Task goal ▸ From the material beneath, pull every line with the word "code".

Data ▸

----

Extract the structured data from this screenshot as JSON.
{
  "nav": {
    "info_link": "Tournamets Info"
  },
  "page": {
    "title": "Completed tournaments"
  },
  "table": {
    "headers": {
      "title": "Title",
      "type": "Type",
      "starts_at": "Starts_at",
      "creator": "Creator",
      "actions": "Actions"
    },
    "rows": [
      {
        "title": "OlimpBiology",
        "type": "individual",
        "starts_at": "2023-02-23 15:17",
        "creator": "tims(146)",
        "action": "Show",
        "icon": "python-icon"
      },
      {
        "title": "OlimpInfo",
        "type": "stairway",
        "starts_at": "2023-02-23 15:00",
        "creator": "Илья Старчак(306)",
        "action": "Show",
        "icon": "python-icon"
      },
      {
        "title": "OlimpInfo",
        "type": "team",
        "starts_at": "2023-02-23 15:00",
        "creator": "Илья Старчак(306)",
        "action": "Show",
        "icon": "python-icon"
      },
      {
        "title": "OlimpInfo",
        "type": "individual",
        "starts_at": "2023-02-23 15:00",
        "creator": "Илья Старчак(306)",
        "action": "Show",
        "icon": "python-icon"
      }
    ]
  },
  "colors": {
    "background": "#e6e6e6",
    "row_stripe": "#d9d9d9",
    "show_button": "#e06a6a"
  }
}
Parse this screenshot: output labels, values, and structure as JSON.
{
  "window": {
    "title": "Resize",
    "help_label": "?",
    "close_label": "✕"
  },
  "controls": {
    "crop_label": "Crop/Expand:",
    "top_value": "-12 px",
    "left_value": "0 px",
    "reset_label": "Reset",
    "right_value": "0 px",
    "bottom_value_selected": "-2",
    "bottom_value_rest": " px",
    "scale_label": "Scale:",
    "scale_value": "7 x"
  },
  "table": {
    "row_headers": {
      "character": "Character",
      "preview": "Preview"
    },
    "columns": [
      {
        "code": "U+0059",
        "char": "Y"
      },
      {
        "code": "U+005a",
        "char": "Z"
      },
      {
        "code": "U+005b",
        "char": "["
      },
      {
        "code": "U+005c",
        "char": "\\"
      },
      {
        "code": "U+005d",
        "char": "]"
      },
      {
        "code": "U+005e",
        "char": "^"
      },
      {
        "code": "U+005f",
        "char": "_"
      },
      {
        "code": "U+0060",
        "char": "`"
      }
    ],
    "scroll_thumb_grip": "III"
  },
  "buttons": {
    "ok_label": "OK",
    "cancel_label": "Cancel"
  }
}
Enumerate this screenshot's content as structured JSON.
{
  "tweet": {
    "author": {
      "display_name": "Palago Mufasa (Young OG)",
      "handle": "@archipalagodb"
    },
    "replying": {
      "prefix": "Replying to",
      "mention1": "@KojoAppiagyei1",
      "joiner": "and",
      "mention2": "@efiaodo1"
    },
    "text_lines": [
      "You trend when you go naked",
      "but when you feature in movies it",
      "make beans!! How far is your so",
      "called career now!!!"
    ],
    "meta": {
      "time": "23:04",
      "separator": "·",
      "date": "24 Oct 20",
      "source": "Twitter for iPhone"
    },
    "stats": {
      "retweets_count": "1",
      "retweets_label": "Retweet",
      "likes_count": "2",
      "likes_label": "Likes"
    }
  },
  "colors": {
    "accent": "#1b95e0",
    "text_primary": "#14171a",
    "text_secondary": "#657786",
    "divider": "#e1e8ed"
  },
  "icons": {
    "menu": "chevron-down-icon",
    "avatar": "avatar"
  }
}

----

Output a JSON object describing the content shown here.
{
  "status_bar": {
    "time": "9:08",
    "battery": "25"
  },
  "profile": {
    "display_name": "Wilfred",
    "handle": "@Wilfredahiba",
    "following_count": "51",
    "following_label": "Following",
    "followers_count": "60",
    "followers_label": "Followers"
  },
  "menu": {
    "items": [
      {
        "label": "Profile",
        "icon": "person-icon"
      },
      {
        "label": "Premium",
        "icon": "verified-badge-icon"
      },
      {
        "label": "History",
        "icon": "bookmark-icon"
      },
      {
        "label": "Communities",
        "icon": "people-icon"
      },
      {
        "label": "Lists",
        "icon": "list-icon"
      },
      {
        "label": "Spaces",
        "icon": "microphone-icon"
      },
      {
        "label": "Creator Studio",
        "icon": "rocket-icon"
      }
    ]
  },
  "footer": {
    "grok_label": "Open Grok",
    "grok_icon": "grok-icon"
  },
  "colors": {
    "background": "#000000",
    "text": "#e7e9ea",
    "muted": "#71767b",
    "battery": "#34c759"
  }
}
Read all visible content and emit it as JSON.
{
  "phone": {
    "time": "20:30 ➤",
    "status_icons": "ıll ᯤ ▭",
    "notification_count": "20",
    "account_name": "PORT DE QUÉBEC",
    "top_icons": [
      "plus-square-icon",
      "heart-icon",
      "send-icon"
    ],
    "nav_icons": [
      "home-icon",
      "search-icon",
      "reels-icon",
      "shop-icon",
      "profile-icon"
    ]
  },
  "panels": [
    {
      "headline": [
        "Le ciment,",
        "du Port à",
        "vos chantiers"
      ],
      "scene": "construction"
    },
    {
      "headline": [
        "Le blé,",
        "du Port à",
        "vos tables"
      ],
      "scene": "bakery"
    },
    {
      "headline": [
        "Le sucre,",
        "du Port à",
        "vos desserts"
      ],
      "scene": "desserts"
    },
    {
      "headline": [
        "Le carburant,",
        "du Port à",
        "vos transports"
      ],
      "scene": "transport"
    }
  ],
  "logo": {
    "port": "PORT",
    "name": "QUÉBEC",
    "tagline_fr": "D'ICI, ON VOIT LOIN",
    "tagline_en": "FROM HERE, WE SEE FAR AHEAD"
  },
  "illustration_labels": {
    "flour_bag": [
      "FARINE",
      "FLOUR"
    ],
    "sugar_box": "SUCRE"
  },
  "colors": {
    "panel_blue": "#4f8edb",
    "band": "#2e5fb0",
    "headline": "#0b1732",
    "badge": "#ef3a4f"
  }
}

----

Your response ▸
        "code": "U+0059",
        "code": "U+005a",
        "code": "U+005b",
        "code": "U+005c",
        "code": "U+005d",
        "code": "U+005e",
        "code": "U+005f",
        "code": "U+0060",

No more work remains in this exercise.